-- Task instructions --
For each entry below, write an exact copy and leave out the images.

[Dataset rows describing interfaces]
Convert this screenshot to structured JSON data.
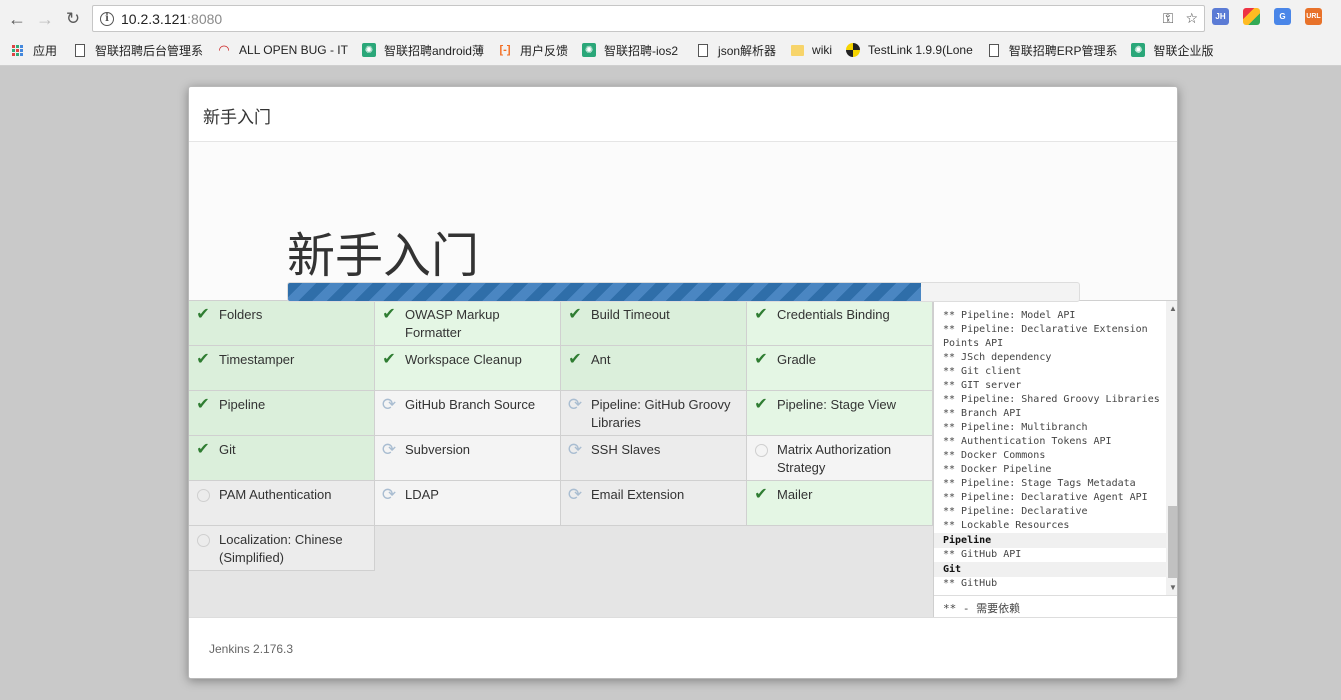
{
  "browser": {
    "url_host": "10.2.3.121",
    "url_port": ":8080",
    "bookmarks": [
      {
        "label": "应用",
        "icon": "apps-grid-icon"
      },
      {
        "label": "智联招聘后台管理系",
        "icon": "document-icon"
      },
      {
        "label": "ALL OPEN BUG - IT",
        "icon": "jira-icon"
      },
      {
        "label": "智联招聘android薄",
        "icon": "green-app-icon"
      },
      {
        "label": "用户反馈",
        "icon": "orange-bracket-icon"
      },
      {
        "label": "智联招聘-ios2",
        "icon": "green-app-icon"
      },
      {
        "label": "json解析器",
        "icon": "document-icon"
      },
      {
        "label": "wiki",
        "icon": "folder-icon"
      },
      {
        "label": "TestLink 1.9.9(Lone",
        "icon": "testlink-icon"
      },
      {
        "label": "智联招聘ERP管理系",
        "icon": "document-icon"
      },
      {
        "label": "智联企业版",
        "icon": "green-app-icon"
      }
    ],
    "extensions": [
      "JH",
      "",
      "G",
      "URL"
    ]
  },
  "dialog": {
    "header_title": "新手入门",
    "hero_title": "新手入门",
    "progress_percent": 80,
    "footer_version": "Jenkins 2.176.3"
  },
  "plugins": [
    {
      "name": "Folders",
      "status": "success"
    },
    {
      "name": "OWASP Markup Formatter",
      "status": "success"
    },
    {
      "name": "Build Timeout",
      "status": "success"
    },
    {
      "name": "Credentials Binding",
      "status": "success"
    },
    {
      "name": "Timestamper",
      "status": "success"
    },
    {
      "name": "Workspace Cleanup",
      "status": "success"
    },
    {
      "name": "Ant",
      "status": "success"
    },
    {
      "name": "Gradle",
      "status": "success"
    },
    {
      "name": "Pipeline",
      "status": "success"
    },
    {
      "name": "GitHub Branch Source",
      "status": "installing"
    },
    {
      "name": "Pipeline: GitHub Groovy Libraries",
      "status": "installing"
    },
    {
      "name": "Pipeline: Stage View",
      "status": "success"
    },
    {
      "name": "Git",
      "status": "success"
    },
    {
      "name": "Subversion",
      "status": "installing"
    },
    {
      "name": "SSH Slaves",
      "status": "installing"
    },
    {
      "name": "Matrix Authorization Strategy",
      "status": "pending"
    },
    {
      "name": "PAM Authentication",
      "status": "pending"
    },
    {
      "name": "LDAP",
      "status": "installing"
    },
    {
      "name": "Email Extension",
      "status": "installing"
    },
    {
      "name": "Mailer",
      "status": "success"
    },
    {
      "name": "Localization: Chinese (Simplified)",
      "status": "pending"
    }
  ],
  "install_log": [
    {
      "text": "** Pipeline: Model API",
      "strong": false
    },
    {
      "text": "** Pipeline: Declarative Extension",
      "strong": false
    },
    {
      "text": "Points API",
      "strong": false
    },
    {
      "text": "** JSch dependency",
      "strong": false
    },
    {
      "text": "** Git client",
      "strong": false
    },
    {
      "text": "** GIT server",
      "strong": false
    },
    {
      "text": "** Pipeline: Shared Groovy Libraries",
      "strong": false
    },
    {
      "text": "** Branch API",
      "strong": false
    },
    {
      "text": "** Pipeline: Multibranch",
      "strong": false
    },
    {
      "text": "** Authentication Tokens API",
      "strong": false
    },
    {
      "text": "** Docker Commons",
      "strong": false
    },
    {
      "text": "** Docker Pipeline",
      "strong": false
    },
    {
      "text": "** Pipeline: Stage Tags Metadata",
      "strong": false
    },
    {
      "text": "** Pipeline: Declarative Agent API",
      "strong": false
    },
    {
      "text": "** Pipeline: Declarative",
      "strong": false
    },
    {
      "text": "** Lockable Resources",
      "strong": false
    },
    {
      "text": "Pipeline",
      "strong": true
    },
    {
      "text": "** GitHub API",
      "strong": false
    },
    {
      "text": "Git",
      "strong": true
    },
    {
      "text": "** GitHub",
      "strong": false
    }
  ],
  "log_footer": "** - 需要依赖"
}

-- Solution --
Convert this screenshot to structured JSON data.
{
  "browser": {
    "url_host": "10.2.3.121",
    "url_port": ":8080",
    "bookmarks": [
      {
        "label": "应用",
        "icon": "apps-grid-icon"
      },
      {
        "label": "智联招聘后台管理系",
        "icon": "document-icon"
      },
      {
        "label": "ALL OPEN BUG - IT",
        "icon": "jira-icon"
      },
      {
        "label": "智联招聘android薄",
        "icon": "green-app-icon"
      },
      {
        "label": "用户反馈",
        "icon": "orange-bracket-icon"
      },
      {
        "label": "智联招聘-ios2",
        "icon": "green-app-icon"
      },
      {
        "label": "json解析器",
        "icon": "document-icon"
      },
      {
        "label": "wiki",
        "icon": "folder-icon"
      },
      {
        "label": "TestLink 1.9.9(Lone",
        "icon": "testlink-icon"
      },
      {
        "label": "智联招聘ERP管理系",
        "icon": "document-icon"
      },
      {
        "label": "智联企业版",
        "icon": "green-app-icon"
      }
    ],
    "extensions": [
      "JH",
      "",
      "G",
      "URL"
    ]
  },
  "dialog": {
    "header_title": "新手入门",
    "hero_title": "新手入门",
    "progress_percent": 80,
    "footer_version": "Jenkins 2.176.3"
  },
  "plugins": [
    {
      "name": "Folders",
      "status": "success"
    },
    {
      "name": "OWASP Markup Formatter",
      "status": "success"
    },
    {
      "name": "Build Timeout",
      "status": "success"
    },
    {
      "name": "Credentials Binding",
      "status": "success"
    },
    {
      "name": "Timestamper",
      "status": "success"
    },
    {
      "name": "Workspace Cleanup",
      "status": "success"
    },
    {
      "name": "Ant",
      "status": "success"
    },
    {
      "name": "Gradle",
      "status": "success"
    },
    {
      "name": "Pipeline",
      "status": "success"
    },
    {
      "name": "GitHub Branch Source",
      "status": "installing"
    },
    {
      "name": "Pipeline: GitHub Groovy Libraries",
      "status": "installing"
    },
    {
      "name": "Pipeline: Stage View",
      "status": "success"
    },
    {
      "name": "Git",
      "status": "success"
    },
    {
      "name": "Subversion",
      "status": "installing"
    },
    {
      "name": "SSH Slaves",
      "status": "installing"
    },
    {
      "name": "Matrix Authorization Strategy",
      "status": "pending"
    },
    {
      "name": "PAM Authentication",
      "status": "pending"
    },
    {
      "name": "LDAP",
      "status": "installing"
    },
    {
      "name": "Email Extension",
      "status": "installing"
    },
    {
      "name": "Mailer",
      "status": "success"
    },
    {
      "name": "Localization: Chinese (Simplified)",
      "status": "pending"
    }
  ],
  "install_log": [
    {
      "text": "** Pipeline: Model API",
      "strong": false
    },
    {
      "text": "** Pipeline: Declarative Extension",
      "strong": false
    },
    {
      "text": "Points API",
      "strong": false
    },
    {
      "text": "** JSch dependency",
      "strong": false
    },
    {
      "text": "** Git client",
      "strong": false
    },
    {
      "text": "** GIT server",
      "strong": false
    },
    {
      "text": "** Pipeline: Shared Groovy Libraries",
      "strong": false
    },
    {
      "text": "** Branch API",
      "strong": false
    },
    {
      "text": "** Pipeline: Multibranch",
      "strong": false
    },
    {
      "text": "** Authentication Tokens API",
      "strong": false
    },
    {
      "text": "** Docker Commons",
      "strong": false
    },
    {
      "text": "** Docker Pipeline",
      "strong": false
    },
    {
      "text": "** Pipeline: Stage Tags Metadata",
      "strong": false
    },
    {
      "text": "** Pipeline: Declarative Agent API",
      "strong": false
    },
    {
      "text": "** Pipeline: Declarative",
      "strong": false
    },
    {
      "text": "** Lockable Resources",
      "strong": false
    },
    {
      "text": "Pipeline",
      "strong": true
    },
    {
      "text": "** GitHub API",
      "strong": false
    },
    {
      "text": "Git",
      "strong": true
    },
    {
      "text": "** GitHub",
      "strong": false
    }
  ],
  "log_footer": "** - 需要依赖"
}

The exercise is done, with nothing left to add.